In the Global Fintech Index 2021, Lithuania ranked 10th for best FinTech country in the world and 6th in Europe. Vilnius is the nation’s FinTech focal point and has received impressive recent investment.
In 2019, figures from FDI Intelligence showed that Vilnius received the highest number of greenfield Foreign Direct Investment (FDI) projects per capita from start-ups in the software and IT services sector of any city in the world. It claimed the scalps of Berlin, Singapore and London on the list.
It has become one of the world’s leading destinations for ease of hiring, start-up attraction and cost-effectiveness in FinTech.
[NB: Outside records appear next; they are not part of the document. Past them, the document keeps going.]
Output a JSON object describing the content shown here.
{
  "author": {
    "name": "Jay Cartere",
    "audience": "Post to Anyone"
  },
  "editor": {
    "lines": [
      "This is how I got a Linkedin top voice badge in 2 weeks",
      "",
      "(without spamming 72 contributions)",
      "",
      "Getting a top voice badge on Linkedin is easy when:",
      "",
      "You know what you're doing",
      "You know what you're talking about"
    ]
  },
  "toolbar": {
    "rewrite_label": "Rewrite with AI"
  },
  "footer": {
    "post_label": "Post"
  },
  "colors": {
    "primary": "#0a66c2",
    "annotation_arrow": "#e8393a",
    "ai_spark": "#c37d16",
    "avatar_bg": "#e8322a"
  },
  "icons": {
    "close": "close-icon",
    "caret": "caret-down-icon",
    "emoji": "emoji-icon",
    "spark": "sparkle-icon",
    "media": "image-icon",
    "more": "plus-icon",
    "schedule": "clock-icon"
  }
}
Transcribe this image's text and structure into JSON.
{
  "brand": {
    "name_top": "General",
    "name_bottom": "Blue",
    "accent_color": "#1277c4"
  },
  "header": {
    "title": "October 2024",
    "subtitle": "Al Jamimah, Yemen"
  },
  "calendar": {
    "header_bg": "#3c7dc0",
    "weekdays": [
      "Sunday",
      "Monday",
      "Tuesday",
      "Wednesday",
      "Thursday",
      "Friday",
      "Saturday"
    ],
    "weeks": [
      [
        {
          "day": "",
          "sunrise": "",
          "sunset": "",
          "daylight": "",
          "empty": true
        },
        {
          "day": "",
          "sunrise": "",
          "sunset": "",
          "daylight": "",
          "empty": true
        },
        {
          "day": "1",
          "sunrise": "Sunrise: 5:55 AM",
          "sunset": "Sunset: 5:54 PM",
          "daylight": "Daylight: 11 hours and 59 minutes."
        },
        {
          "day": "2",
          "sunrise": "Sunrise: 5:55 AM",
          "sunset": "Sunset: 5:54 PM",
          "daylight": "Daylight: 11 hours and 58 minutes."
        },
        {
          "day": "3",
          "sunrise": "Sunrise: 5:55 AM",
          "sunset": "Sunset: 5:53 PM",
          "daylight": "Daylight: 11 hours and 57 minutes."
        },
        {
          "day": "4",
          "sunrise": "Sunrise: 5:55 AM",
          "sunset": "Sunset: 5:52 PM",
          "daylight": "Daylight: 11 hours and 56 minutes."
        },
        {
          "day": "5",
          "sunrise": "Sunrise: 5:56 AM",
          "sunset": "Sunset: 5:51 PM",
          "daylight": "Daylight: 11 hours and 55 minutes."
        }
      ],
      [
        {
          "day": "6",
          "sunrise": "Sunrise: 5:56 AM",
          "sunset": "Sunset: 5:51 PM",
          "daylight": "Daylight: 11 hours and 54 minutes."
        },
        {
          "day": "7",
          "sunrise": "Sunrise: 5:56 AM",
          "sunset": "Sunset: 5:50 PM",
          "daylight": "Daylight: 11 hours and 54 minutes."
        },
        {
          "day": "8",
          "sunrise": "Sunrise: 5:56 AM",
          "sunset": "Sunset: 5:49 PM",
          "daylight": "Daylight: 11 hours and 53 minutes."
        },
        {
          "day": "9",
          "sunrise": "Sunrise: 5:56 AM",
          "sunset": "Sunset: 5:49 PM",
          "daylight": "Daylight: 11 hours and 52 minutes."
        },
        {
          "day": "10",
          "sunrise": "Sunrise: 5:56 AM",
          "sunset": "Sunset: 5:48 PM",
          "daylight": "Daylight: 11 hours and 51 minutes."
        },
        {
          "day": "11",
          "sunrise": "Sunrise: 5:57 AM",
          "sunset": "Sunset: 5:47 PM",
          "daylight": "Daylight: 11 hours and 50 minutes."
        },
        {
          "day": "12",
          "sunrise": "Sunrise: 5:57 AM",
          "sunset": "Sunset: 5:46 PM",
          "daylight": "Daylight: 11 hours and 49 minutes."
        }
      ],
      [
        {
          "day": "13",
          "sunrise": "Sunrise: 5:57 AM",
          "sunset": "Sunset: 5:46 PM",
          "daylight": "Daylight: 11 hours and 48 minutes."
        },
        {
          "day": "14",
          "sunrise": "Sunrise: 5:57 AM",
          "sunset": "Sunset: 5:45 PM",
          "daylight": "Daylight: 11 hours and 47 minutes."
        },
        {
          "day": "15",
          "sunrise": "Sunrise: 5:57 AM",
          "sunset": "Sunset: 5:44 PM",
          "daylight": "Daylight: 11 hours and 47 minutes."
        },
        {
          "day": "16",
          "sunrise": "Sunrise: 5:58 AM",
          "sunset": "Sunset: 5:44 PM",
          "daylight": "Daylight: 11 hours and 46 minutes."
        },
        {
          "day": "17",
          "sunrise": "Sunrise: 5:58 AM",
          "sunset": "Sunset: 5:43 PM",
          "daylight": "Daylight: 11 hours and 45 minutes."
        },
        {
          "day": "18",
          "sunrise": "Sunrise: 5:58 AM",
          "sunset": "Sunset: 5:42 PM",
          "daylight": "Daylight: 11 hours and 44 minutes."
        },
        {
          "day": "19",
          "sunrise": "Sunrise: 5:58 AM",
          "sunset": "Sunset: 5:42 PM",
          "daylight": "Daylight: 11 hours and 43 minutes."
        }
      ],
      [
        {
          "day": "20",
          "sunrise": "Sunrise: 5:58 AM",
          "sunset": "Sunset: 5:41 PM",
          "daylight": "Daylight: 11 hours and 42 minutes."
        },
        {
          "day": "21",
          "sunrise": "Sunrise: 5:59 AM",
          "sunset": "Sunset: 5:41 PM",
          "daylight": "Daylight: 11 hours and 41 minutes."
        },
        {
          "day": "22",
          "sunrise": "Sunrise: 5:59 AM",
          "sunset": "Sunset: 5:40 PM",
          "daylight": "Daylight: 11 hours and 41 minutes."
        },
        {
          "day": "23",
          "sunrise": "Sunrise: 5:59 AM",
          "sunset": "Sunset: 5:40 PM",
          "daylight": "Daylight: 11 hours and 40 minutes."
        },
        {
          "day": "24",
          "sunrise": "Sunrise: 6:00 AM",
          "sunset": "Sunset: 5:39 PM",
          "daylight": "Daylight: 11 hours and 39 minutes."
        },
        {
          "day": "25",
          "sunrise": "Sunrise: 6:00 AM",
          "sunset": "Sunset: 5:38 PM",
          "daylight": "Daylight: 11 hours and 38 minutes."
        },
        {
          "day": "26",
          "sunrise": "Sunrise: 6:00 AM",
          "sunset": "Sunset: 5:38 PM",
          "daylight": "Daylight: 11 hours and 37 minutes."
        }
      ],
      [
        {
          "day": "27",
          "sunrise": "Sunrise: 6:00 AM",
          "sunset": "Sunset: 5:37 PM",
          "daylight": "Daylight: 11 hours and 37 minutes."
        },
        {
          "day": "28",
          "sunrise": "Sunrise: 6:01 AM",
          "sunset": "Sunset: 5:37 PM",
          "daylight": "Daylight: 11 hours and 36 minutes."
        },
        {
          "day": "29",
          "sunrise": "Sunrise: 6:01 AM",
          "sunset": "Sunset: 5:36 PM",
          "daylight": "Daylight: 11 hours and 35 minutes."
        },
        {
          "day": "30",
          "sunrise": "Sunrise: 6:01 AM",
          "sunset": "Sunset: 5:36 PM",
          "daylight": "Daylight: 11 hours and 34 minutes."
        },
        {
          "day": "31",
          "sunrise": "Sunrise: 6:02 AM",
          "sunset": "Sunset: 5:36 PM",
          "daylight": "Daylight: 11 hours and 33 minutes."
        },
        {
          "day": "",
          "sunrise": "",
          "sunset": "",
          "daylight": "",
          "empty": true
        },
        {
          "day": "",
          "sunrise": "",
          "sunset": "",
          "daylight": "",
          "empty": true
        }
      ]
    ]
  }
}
With its highly skilled workforce, welcoming business environment, warm regulatory system and well-structured ecosystem, Vilnius possesses all the qualities to be a European FinTech giant.
FinTech at Privalgo
At Privalgo, we’ve faced all the challenges that come with being a FinTech start-up. We’ve continuously developed our tech and solutions to jump every hurdle and give our clients the optimal experience when they exchange currencies.
And one area we’ve never overlooked is the human aspect of our business.
Privalgo’s people are at the centre of everything we do from front of house to back office and beyond. We’re getting recognised, too.
Privalgo’s Financial Controller, Dawn Knaggs was commended for her contribution to financial services by featuring on Innovate Finance’s Women in FinTech Powerlist 2021.
All of our clients receive the help of our Foreign Exchange Specialists when they make international payments. There is always someone on the other end of the phone to offer solutions and guidance on how to manage your payments and protect your money from market risk.
To find out more about how we can help, request a callback from a Privalgo Foreign Exchange Specialist.